Looks like the Commonwealth lost its lawsuit to the Ark Park, and we Kentuckians get to fork over millions to a place where man rides dinosaurs and the earth is 6,000 years old.
The state of Kentucky must give millions of dollars in tax subsidies to a Noah’s Ark theme park owned by a creationist ministry, even though that ministry refuses to comply with the state’s request not to engage in hiring discrimination, according to an opinion by a George W. Bush appointee to the federal bench. Under Judge Gregory Van Tatenhove’s opinion, the creationist group Answers in Genesis (AiG) stands to gain up to $18 million.
That's roughly $4 a person, so even if you refuse to visit, hey, you bought a ticket. But on appeal this may not hold.

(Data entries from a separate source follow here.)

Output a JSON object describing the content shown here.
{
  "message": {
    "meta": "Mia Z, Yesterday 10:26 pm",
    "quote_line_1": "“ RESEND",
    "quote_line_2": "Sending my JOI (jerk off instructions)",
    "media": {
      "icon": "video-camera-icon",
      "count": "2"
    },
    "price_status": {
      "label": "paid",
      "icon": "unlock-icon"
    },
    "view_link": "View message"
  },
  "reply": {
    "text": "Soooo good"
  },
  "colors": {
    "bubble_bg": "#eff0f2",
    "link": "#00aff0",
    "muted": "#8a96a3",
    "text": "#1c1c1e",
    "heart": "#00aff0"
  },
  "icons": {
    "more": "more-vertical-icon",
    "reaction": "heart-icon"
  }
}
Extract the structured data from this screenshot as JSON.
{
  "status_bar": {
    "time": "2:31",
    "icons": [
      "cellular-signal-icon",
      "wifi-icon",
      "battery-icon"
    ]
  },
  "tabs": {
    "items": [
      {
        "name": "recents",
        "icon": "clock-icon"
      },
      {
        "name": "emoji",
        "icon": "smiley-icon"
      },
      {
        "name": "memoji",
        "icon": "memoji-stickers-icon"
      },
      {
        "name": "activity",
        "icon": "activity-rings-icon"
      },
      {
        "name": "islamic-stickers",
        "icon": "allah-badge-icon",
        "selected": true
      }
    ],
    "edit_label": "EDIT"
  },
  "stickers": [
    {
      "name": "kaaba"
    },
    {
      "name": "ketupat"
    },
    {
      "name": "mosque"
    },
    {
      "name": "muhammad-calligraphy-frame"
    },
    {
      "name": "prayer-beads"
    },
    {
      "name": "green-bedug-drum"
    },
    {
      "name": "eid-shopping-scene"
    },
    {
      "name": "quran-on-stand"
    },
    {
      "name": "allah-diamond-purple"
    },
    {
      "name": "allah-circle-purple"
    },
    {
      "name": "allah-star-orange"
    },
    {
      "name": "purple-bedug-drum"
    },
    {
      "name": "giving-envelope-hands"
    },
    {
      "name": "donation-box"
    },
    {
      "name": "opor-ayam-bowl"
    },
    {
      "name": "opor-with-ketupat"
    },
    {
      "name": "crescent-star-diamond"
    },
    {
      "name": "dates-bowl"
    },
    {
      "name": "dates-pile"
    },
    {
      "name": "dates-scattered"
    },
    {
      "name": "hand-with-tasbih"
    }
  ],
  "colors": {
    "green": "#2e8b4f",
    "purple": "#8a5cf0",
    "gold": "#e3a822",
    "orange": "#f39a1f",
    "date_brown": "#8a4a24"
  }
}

Judge Van Tatenhove’s decision in favor of AiG is on much shakier ground, however, when he claims that AiG is entitled to the subsidy even if it wants to engage in employment discrimination. He roots this decision largely in a non-sequitur about what AiG’s obligations would be if they were sued by an employee alleging discrimination. As the judge notes, federal law exempts “a religious corporation, association, educational institution, or society” from the federal ban on employment discrimination “with respect to the employment of individuals of a particular religion to perform work connected with the carrying on by such corporation, association, educational institution, or society of its activities.” Thus, a religious group like AiG typically has the right to hire only members of a particular faith without having to face a federal lawsuit.
But the fact that federal law provides a particular exemption does not necessarily mean that Kentucky must also offer the same exemption. And it certainly does not mean that Kentucky must also provide tax subsidies to groups that engage in discrimination. In Bob Jones University v. United States, the Supreme Court rejected a school’s claim that it was entitled to federal tax subsidies, despite the fact that the government had denied such subsidies because the school prohibited interracial dating. More recently, in Christian Legal Society v. Martinez, the Court held that a student group that banned “unrepentant homosexual conduct” could be denied valuable benefits under a public law school’s anti-discrimination policies. As Justice Ruth Bader Ginsburg explained in her majority opinion, “our decisions have distinguished between policies that require action and those that withhold benefits.”
Judge Van Tatenhove’s opinion, in other words, rests on the extraordinary proposition that the state of Kentucky is required to subsidize discrimination. That is not what the Constitution provides.
Question is will Matt Bevin and AG Andy Beshear appeal the ruling? I can certainly see Beshear doing it, as his father is the one who challenged Answers in Genesis in the first place. But Bevin can order him not to, and then things get tricky.